Scala Contarini del Bovolo – ‘Snail’ StaircaseHidden away in the heart of Venice is a fascinating, spiral staircase, running up the tower-like façade of a historic palazzo. Very few tourists have likely seen it, secluded as it is in sestiere of San Marco. The staircase is the palazzo’s main claim to fame, as it spirals up into the sky, much like the spiral shape of a snail.
This staircase was unique at the time it was built at the end of the 15th century and it ended up naming both the palace it was attached to and the noble Contarini family that lived there. “Del Bovolo” translates in the Venetian dialect to “of the snail,” referring to its spiral shape.The staircase spirals up 90 feet and combines elements of Byzantine, Gothic and Renaissance styles. Visitors can climb the first 80 steps, from which they can enjoy a beautiful view over the city’s rooftops. Of interest to note, the staircase made an appearance in Orson Welles’ 1952 adaptation of Shakespeare’s Othello.
Access to the staircase is limited, so it is recommended to book your ticket in advance on the website.
Ponte dei Pugni (Bridge of the Fists), VeniceThe Ponte dei Pugni crosses the Rio di San Barnaba in Dorsoduro, and at first glance might look ordinary. However, the bridge has a fascinating history, as it was here that Venetians launched epic fist fights in around 1600.

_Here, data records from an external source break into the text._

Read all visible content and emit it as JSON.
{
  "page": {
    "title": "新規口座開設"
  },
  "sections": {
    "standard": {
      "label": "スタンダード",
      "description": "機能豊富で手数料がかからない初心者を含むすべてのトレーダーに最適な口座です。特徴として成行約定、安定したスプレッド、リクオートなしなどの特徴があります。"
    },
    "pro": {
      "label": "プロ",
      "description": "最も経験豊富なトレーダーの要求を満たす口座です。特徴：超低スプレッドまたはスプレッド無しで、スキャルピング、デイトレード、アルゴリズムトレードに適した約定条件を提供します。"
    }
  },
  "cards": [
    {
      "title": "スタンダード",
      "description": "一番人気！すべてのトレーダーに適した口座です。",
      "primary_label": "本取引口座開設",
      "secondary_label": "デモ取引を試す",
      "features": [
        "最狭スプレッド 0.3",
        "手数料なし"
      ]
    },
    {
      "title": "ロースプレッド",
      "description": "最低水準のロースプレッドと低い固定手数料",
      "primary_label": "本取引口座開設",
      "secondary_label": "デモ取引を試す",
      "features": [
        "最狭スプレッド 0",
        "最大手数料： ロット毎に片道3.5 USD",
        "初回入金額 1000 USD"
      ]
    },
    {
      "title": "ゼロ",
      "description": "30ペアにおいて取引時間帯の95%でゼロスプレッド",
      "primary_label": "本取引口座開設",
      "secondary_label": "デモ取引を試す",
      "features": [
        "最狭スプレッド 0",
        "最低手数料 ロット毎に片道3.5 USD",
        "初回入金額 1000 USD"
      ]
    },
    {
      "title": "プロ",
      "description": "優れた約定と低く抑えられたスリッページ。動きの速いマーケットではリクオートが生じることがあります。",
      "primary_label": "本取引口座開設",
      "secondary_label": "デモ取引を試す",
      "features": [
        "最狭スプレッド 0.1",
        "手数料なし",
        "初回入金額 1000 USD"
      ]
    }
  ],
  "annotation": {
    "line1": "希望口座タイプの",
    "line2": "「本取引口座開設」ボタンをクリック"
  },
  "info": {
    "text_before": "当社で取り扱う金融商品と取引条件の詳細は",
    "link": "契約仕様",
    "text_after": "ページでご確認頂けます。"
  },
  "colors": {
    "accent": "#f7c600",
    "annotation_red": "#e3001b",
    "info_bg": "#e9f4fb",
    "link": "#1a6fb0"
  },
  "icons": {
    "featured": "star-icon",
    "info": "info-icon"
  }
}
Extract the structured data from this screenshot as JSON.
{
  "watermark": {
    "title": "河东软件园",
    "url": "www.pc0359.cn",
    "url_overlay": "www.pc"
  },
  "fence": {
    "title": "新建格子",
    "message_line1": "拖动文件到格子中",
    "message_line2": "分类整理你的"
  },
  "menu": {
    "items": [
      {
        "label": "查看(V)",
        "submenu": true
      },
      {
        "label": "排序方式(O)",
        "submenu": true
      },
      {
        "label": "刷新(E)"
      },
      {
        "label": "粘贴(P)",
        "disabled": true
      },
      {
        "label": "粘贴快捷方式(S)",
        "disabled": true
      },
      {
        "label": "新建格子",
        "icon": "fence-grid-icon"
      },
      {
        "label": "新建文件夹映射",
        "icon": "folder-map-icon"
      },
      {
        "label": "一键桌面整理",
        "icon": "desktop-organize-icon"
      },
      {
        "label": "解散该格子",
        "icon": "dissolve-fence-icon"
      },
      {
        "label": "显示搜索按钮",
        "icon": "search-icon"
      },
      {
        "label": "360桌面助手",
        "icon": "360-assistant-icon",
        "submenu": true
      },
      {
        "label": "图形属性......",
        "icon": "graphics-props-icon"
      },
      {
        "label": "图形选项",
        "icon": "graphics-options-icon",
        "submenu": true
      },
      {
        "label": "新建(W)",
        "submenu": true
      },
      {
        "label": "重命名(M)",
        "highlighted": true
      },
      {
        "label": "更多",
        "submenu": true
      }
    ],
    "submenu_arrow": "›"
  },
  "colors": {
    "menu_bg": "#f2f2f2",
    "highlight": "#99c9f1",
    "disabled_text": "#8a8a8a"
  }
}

Every year between September and Christmas, rival Venetian clans would get together on a number of small bridges in the city. Their aim was to fight, knocking their opponent into the cold canal below. The Ponte dei Pugni was one of the bridges and the fight continued until September 29, 1705.The last fistfight turned violent, with roof tiles thrown between them and knives pulled by participants. While this put an end to the practice, some things have never changed. In fact, it is still possible to see four, clear, white marble footprints on the bridge to mark the former events.
San Giorgio in Alga (St. George in the Seaweed)Located off the shores of Venice in the Lagoon, San Giorgio in Alga is an island with a checkered past. It was first inhabited around 1000 CE when a Benedictine Monastery was built there. Since that time, a number of monasteries have occupied the island and the ruins remain to this day.
However, in the early 13th century, the island was abandoned, and then in the 1700s, disaster struck after a fire severely damaged the structures. However, in around 1799, the island became a political prison. In fact, many Venetians who were against the government soon found themselves here on the island.
Moreover, in WW1, bunkers were constructed on the island and used by the Nazis as a secret training base for their divers. Here, they learned how to place underwater mines. However, by the end of WW1, the island was once again abandoned. These days, any traveler with a fascination for old ruins can take a boat ride out to San Giorgio in Alga to explore.
Make sure to visit these off-the-beaten-track places in Venice on your next visit to the city.